● **What you need to do**
The entries below should appear again in your reply, word for word.

Entries from a dataset of interfaces:
+ + + +

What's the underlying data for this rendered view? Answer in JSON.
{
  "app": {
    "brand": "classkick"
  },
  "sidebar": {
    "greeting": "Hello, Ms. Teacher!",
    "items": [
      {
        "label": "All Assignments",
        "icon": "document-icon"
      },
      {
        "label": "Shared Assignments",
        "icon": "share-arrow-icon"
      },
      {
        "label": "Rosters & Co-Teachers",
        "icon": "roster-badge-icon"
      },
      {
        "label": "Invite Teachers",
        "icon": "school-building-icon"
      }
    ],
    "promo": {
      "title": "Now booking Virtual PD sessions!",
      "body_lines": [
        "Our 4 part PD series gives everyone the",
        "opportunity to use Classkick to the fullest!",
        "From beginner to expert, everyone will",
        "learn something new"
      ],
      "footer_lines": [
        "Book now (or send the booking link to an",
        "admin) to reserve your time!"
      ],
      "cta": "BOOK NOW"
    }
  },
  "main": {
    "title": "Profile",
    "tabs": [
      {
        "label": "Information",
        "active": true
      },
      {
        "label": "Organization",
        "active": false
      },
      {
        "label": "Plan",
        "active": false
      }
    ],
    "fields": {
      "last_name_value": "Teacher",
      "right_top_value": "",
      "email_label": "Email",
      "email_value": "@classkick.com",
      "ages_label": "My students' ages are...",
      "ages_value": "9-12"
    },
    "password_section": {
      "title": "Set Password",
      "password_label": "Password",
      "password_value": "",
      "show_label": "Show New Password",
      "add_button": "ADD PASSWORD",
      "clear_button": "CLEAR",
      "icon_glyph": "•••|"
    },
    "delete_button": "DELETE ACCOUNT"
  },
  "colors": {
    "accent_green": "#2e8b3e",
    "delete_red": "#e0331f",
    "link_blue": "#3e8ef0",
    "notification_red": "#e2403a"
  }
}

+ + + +

● **Response to this exercise**
What's the underlying data for this rendered view? Answer in JSON.
{
  "app": {
    "brand": "classkick"
  },
  "sidebar": {
    "greeting": "Hello, Ms. Teacher!",
    "items": [
      {
        "label": "All Assignments",
        "icon": "document-icon"
      },
      {
        "label": "Shared Assignments",
        "icon": "share-arrow-icon"
      },
      {
        "label": "Rosters & Co-Teachers",
        "icon": "roster-badge-icon"
      },
      {
        "label": "Invite Teachers",
        "icon": "school-building-icon"
      }
    ],
    "promo": {
      "title": "Now booking Virtual PD sessions!",
      "body_lines": [
        "Our 4 part PD series gives everyone the",
        "opportunity to use Classkick to the fullest!",
        "From beginner to expert, everyone will",
        "learn something new"
      ],
      "footer_lines": [
        "Book now (or send the booking link to an",
        "admin) to reserve your time!"
      ],
      "cta": "BOOK NOW"
    }
  },
  "main": {
    "title": "Profile",
    "tabs": [
      {
        "label": "Information",
        "active": true
      },
      {
        "label": "Organization",
        "active": false
      },
      {
        "label": "Plan",
        "active": false
      }
    ],
    "fields": {
      "last_name_value": "Teacher",
      "right_top_value": "",
      "email_label": "Email",
      "email_value": "@classkick.com",
      "ages_label": "My students' ages are...",
      "ages_value": "9-12"
    },
    "password_section": {
      "title": "Set Password",
      "password_label": "Password",
      "password_value": "",
      "show_label": "Show New Password",
      "add_button": "ADD PASSWORD",
      "clear_button": "CLEAR",
      "icon_glyph": "•••|"
    },
    "delete_button": "DELETE ACCOUNT"
  },
  "colors": {
    "accent_green": "#2e8b3e",
    "delete_red": "#e0331f",
    "link_blue": "#3e8ef0",
    "notification_red": "#e2403a"
  }
}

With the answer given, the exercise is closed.